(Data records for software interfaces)
+++
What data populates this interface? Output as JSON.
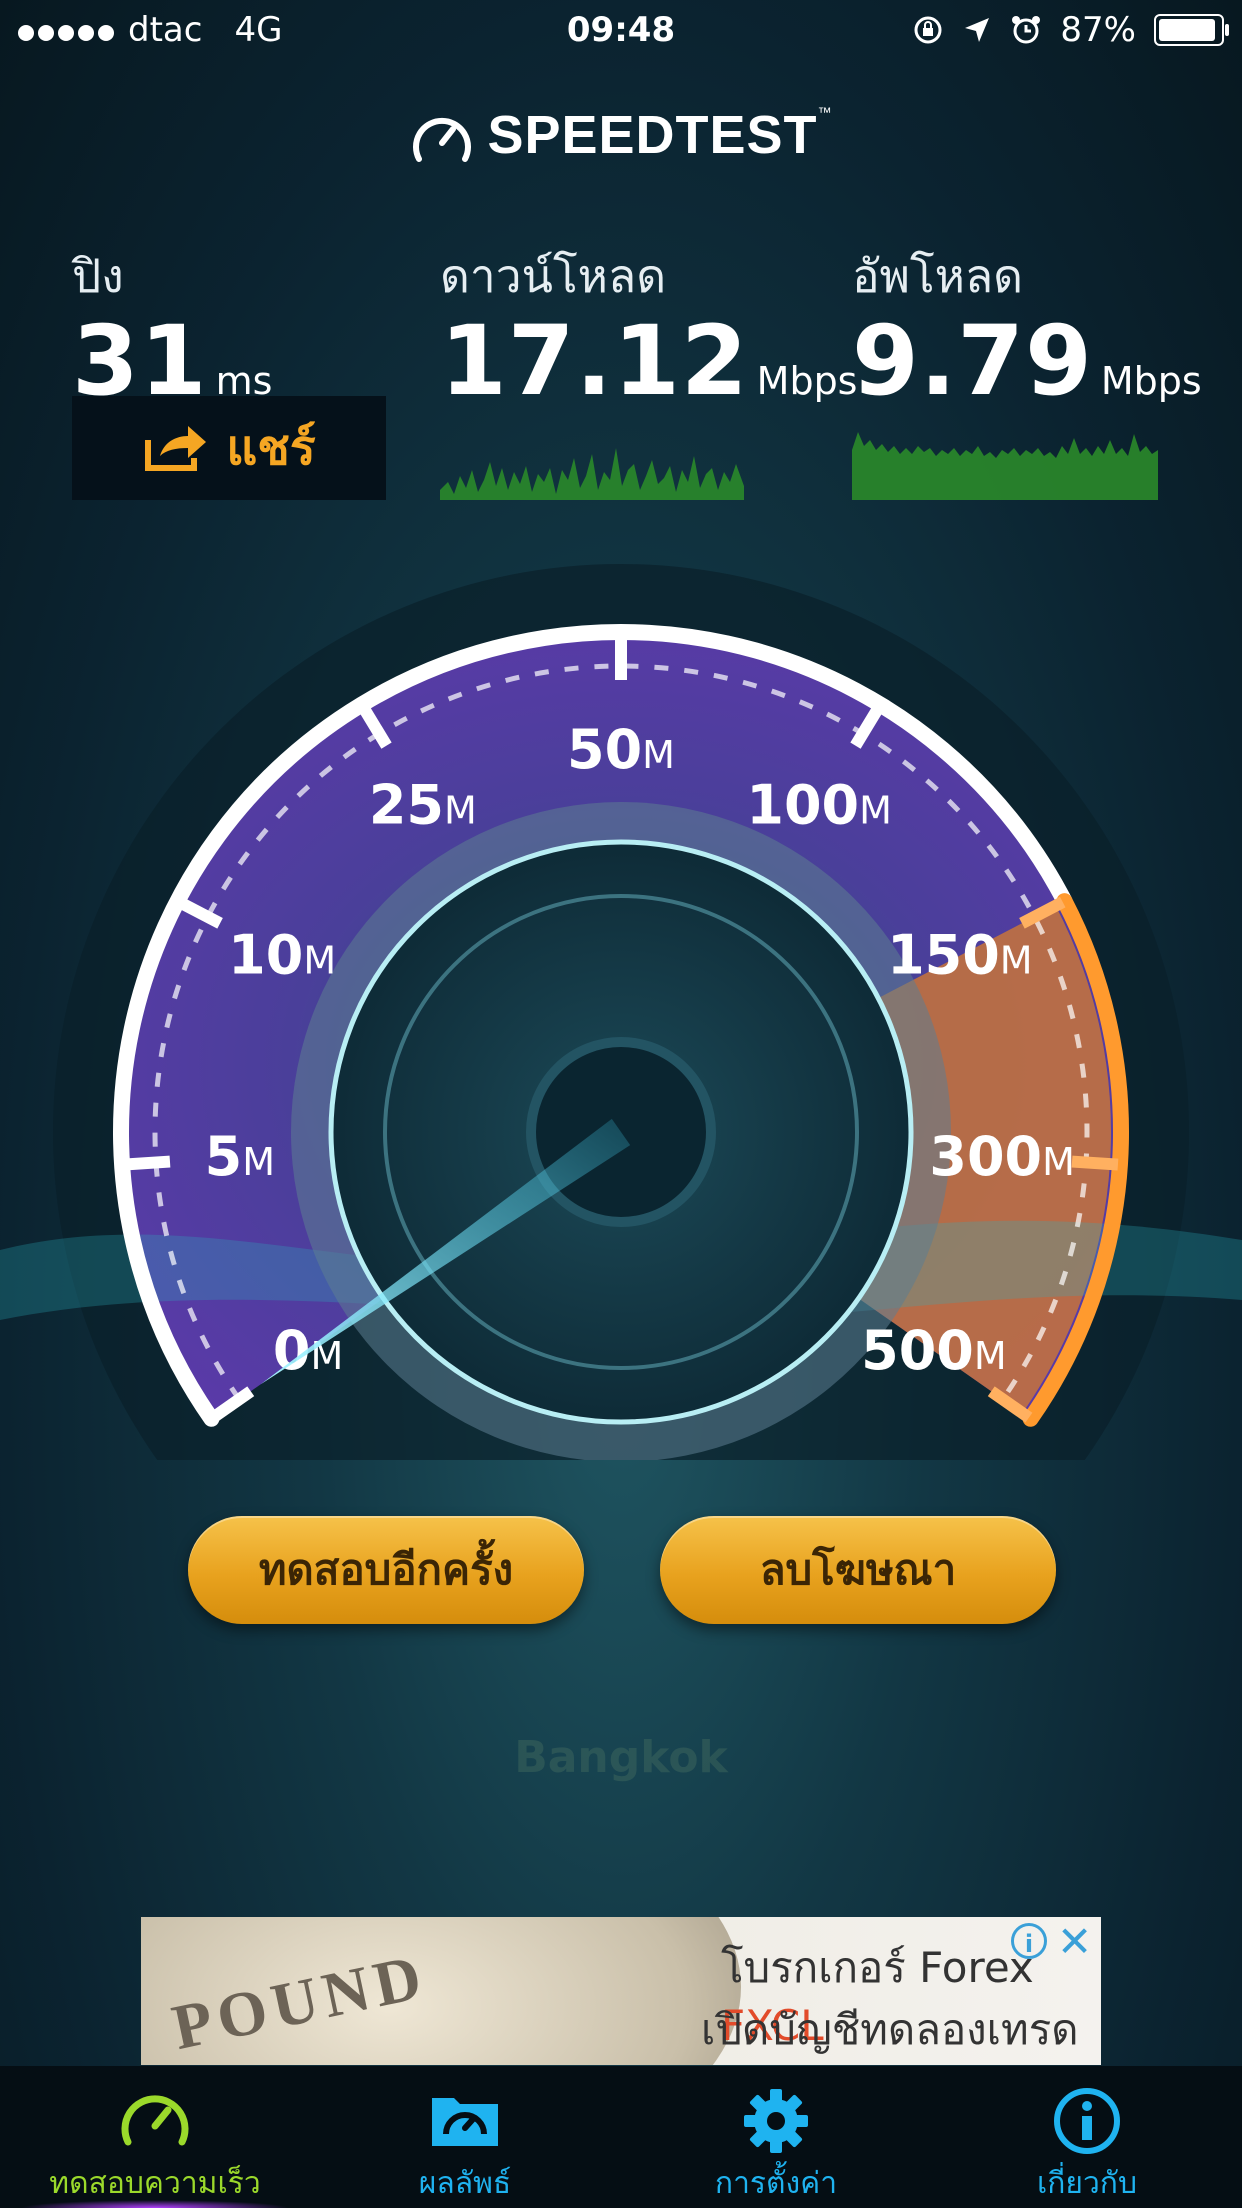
{
  "status_bar": {
    "carrier": "dtac",
    "network": "4G",
    "time": "09:48",
    "battery": "87%",
    "icons": [
      "rotation-lock-icon",
      "location-arrow-icon",
      "alarm-icon",
      "battery-icon"
    ]
  },
  "app": {
    "title": "SPEEDTEST",
    "trademark": "™"
  },
  "metrics": {
    "ping": {
      "label": "ปิง",
      "value": "31",
      "unit": "ms"
    },
    "download": {
      "label": "ดาวน์โหลด",
      "value": "17.12",
      "unit": "Mbps"
    },
    "upload": {
      "label": "อัพโหลด",
      "value": "9.79",
      "unit": "Mbps"
    }
  },
  "share_label": "แชร์",
  "gauge": {
    "scale_labels": [
      {
        "num": "0",
        "unit": "M"
      },
      {
        "num": "5",
        "unit": "M"
      },
      {
        "num": "10",
        "unit": "M"
      },
      {
        "num": "25",
        "unit": "M"
      },
      {
        "num": "50",
        "unit": "M"
      },
      {
        "num": "100",
        "unit": "M"
      },
      {
        "num": "150",
        "unit": "M"
      },
      {
        "num": "300",
        "unit": "M"
      },
      {
        "num": "500",
        "unit": "M"
      }
    ],
    "needle_value_mbps": 0
  },
  "buttons": {
    "retest": "ทดสอบอีกครั้ง",
    "remove_ads": "ลบโฆษณา"
  },
  "server_city": "Bangkok",
  "ad": {
    "coin_text": "POUND",
    "line1_prefix": "โบรกเกอร์ Forex ",
    "line1_brand": "FXCL",
    "line2": "เปิดบัญชีทดลองเทรด ฟรี!",
    "info_symbol": "i",
    "close_symbol": "✕"
  },
  "tabs": [
    {
      "label": "ทดสอบความเร็ว",
      "icon": "speedometer-icon",
      "active": true
    },
    {
      "label": "ผลลัพธ์",
      "icon": "results-folder-icon",
      "active": false
    },
    {
      "label": "การตั้งค่า",
      "icon": "settings-gear-icon",
      "active": false
    },
    {
      "label": "เกี่ยวกับ",
      "icon": "info-icon",
      "active": false
    }
  ],
  "colors": {
    "accent_orange": "#f5a623",
    "tab_active": "#9bd92b",
    "tab_inactive": "#1fb3f0"
  }
}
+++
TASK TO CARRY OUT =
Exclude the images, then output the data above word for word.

RESULT OF THIS TASK =
What data populates this interface? Output as JSON.
{
  "status_bar": {
    "carrier": "dtac",
    "network": "4G",
    "time": "09:48",
    "battery": "87%",
    "icons": [
      "rotation-lock-icon",
      "location-arrow-icon",
      "alarm-icon",
      "battery-icon"
    ]
  },
  "app": {
    "title": "SPEEDTEST",
    "trademark": "™"
  },
  "metrics": {
    "ping": {
      "label": "ปิง",
      "value": "31",
      "unit": "ms"
    },
    "download": {
      "label": "ดาวน์โหลด",
      "value": "17.12",
      "unit": "Mbps"
    },
    "upload": {
      "label": "อัพโหลด",
      "value": "9.79",
      "unit": "Mbps"
    }
  },
  "share_label": "แชร์",
  "gauge": {
    "scale_labels": [
      {
        "num": "0",
        "unit": "M"
      },
      {
        "num": "5",
        "unit": "M"
      },
      {
        "num": "10",
        "unit": "M"
      },
      {
        "num": "25",
        "unit": "M"
      },
      {
        "num": "50",
        "unit": "M"
      },
      {
        "num": "100",
        "unit": "M"
      },
      {
        "num": "150",
        "unit": "M"
      },
      {
        "num": "300",
        "unit": "M"
      },
      {
        "num": "500",
        "unit": "M"
      }
    ],
    "needle_value_mbps": 0
  },
  "buttons": {
    "retest": "ทดสอบอีกครั้ง",
    "remove_ads": "ลบโฆษณา"
  },
  "server_city": "Bangkok",
  "ad": {
    "coin_text": "POUND",
    "line1_prefix": "โบรกเกอร์ Forex ",
    "line1_brand": "FXCL",
    "line2": "เปิดบัญชีทดลองเทรด ฟรี!",
    "info_symbol": "i",
    "close_symbol": "✕"
  },
  "tabs": [
    {
      "label": "ทดสอบความเร็ว",
      "icon": "speedometer-icon",
      "active": true
    },
    {
      "label": "ผลลัพธ์",
      "icon": "results-folder-icon",
      "active": false
    },
    {
      "label": "การตั้งค่า",
      "icon": "settings-gear-icon",
      "active": false
    },
    {
      "label": "เกี่ยวกับ",
      "icon": "info-icon",
      "active": false
    }
  ],
  "colors": {
    "accent_orange": "#f5a623",
    "tab_active": "#9bd92b",
    "tab_inactive": "#1fb3f0"
  }
}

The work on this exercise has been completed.